Cost of living crisis sends retail spending crashing to pandemic levels

Data out today from trade body the British Retail Consortium (BRC) and accountants KPMG showed retail sales by value fell by 1 percent year-on-year last month.

Yet because of rising prices, that masked an even bigger fall in volume sales – the actual amount of goods bought.

While not exact, the figures suggest sales by volume have slumped by around 10 percent year-on-year.

Helen Dickinson, BRC chief executive, said: “Sales volumes are falling to a rate not seen since the depths of the pandemic, as inflation continues to bite, and households cut back spending.

“Discretionary purchases were hit hard, especially white goods and homeware, while consumers also traded down to cheaper brands in food and nonfood alike.”

According to the data, food sales by value in the three months to June increased by 2.2 percent, boosted by the Queen’s Jubilee celebrations.
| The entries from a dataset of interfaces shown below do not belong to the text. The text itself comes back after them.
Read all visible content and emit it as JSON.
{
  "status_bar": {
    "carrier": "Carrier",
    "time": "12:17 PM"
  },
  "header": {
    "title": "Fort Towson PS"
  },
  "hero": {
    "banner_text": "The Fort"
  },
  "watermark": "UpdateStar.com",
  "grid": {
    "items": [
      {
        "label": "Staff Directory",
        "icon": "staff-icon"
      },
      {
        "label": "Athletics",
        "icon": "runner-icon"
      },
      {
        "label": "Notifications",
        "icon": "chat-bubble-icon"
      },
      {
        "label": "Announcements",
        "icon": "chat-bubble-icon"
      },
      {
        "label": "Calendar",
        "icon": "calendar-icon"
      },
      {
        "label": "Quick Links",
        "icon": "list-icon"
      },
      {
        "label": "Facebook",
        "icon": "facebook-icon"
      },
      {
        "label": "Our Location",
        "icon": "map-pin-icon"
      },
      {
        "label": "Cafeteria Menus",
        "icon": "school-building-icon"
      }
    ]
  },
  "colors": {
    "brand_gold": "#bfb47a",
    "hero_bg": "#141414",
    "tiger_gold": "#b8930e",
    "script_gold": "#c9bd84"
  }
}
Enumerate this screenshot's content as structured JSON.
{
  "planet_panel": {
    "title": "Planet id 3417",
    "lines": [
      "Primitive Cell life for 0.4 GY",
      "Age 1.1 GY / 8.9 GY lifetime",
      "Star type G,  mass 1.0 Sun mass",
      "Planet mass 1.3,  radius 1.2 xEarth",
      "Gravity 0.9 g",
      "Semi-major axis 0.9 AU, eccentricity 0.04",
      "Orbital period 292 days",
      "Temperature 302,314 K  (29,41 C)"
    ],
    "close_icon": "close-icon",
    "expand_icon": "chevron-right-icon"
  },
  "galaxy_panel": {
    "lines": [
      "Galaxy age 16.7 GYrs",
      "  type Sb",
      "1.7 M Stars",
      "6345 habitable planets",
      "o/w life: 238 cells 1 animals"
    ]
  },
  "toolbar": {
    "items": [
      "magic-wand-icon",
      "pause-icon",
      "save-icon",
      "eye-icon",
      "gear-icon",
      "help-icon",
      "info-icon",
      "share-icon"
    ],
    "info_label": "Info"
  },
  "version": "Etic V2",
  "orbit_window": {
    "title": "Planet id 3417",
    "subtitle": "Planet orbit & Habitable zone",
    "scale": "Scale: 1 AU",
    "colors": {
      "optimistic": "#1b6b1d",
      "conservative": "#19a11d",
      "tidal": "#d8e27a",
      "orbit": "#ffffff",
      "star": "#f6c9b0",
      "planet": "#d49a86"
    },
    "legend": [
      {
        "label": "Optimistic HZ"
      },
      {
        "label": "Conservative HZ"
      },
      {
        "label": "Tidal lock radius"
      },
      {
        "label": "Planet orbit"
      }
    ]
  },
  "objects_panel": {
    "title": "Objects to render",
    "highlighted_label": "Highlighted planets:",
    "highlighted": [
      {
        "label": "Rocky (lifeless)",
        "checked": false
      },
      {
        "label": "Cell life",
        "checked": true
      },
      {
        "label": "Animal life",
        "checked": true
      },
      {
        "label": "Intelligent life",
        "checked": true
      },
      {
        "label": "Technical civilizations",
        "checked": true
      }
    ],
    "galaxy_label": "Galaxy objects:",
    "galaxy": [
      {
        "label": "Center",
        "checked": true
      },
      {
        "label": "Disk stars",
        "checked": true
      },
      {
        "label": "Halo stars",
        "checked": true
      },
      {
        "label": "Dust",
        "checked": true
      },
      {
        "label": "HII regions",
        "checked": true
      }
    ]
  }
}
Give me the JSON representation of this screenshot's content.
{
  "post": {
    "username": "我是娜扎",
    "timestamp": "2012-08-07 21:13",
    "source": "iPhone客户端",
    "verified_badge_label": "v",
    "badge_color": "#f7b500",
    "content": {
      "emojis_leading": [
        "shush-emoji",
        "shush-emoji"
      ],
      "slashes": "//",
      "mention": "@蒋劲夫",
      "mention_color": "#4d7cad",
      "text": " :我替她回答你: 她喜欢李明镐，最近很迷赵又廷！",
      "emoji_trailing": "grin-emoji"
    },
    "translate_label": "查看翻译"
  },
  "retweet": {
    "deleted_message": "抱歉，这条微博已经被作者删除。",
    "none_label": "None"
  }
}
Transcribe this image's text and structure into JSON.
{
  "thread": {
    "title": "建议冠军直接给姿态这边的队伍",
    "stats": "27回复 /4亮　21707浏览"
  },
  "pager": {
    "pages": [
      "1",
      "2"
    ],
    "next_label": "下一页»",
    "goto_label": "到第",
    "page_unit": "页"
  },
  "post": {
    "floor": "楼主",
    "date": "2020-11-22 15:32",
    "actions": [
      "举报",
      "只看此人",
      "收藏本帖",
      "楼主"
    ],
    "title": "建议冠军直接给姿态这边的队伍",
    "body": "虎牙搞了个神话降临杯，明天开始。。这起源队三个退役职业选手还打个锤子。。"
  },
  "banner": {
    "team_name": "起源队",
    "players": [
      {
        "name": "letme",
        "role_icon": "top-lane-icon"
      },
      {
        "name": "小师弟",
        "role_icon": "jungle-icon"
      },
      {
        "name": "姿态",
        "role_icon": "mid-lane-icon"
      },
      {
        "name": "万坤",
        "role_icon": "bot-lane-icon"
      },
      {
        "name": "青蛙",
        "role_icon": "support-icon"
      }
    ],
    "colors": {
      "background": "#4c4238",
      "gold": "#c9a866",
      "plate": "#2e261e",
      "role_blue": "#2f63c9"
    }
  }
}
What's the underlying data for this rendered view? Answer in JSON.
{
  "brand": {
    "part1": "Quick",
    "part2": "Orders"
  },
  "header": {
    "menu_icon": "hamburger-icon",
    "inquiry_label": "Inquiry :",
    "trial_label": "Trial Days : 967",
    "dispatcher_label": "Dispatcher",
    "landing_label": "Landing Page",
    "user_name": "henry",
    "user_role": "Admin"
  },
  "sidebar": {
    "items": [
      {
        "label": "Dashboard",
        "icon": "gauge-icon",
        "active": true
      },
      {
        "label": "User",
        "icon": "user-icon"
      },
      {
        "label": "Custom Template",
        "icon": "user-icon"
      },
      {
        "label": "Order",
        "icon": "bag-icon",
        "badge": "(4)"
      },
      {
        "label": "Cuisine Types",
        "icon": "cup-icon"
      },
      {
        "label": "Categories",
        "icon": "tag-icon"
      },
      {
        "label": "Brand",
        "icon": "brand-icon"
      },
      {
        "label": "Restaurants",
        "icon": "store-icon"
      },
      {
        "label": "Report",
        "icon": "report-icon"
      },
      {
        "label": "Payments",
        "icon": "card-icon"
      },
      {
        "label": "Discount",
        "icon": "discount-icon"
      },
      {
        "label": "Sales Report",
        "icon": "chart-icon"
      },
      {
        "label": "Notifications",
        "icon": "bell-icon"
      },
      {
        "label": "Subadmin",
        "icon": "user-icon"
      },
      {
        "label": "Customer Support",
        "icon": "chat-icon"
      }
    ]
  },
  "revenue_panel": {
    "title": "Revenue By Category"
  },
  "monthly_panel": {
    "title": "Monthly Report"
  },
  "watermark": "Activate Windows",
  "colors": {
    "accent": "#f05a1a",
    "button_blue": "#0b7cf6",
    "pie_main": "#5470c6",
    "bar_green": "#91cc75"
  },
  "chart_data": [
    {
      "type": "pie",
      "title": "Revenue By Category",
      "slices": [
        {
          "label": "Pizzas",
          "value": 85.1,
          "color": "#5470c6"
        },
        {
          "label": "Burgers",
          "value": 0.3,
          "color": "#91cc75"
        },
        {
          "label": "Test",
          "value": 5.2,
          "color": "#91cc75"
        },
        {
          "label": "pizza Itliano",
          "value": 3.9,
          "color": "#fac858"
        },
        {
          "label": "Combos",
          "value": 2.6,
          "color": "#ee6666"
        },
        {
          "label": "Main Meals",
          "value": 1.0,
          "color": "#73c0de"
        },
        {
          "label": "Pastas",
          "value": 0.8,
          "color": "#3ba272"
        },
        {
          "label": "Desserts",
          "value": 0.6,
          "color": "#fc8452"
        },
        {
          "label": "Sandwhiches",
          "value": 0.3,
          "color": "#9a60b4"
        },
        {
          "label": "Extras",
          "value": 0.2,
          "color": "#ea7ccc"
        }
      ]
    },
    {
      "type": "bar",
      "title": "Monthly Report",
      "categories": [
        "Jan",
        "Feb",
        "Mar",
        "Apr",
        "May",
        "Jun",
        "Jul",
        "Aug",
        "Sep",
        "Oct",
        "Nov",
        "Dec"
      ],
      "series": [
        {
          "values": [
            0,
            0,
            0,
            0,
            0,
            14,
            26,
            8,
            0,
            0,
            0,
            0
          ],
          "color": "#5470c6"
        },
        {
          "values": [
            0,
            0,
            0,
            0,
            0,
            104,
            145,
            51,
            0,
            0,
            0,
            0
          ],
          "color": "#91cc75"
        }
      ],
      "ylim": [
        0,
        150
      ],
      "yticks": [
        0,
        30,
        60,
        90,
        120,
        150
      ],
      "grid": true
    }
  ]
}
But non-food sales over the same period fell by 3.3 percent. Shop sales continued to increase at the expense of online, which saw a surge during the worst of the Covid crisis, when big chunks of the high street were shut.

Separate figures today from payments giant Barclaycard showed spending rose 6.2 percent year-on-year last month.

But most, if not all, of that is likely to be due to rising prices – inflation – with the amount spent on petrol and diesel up by nearly a quarter.

Spending on “non-essential” items was 7.1 percent higher but down markedly from 11.6 percent in May.

Meanwhile, research from the Office for National Statistics yesterday highlighted changing shopping habits caused by the pandemic.

Despite restrictions easing and people returning to shops, it said clothing and electrical goods were among items where online sales had remained higher than before.

Internet sales accounted for 26.6 percent of all retail sales in May, down yearon-year but up from 19.7 percent in February 2020, just before the Covid crisis struck.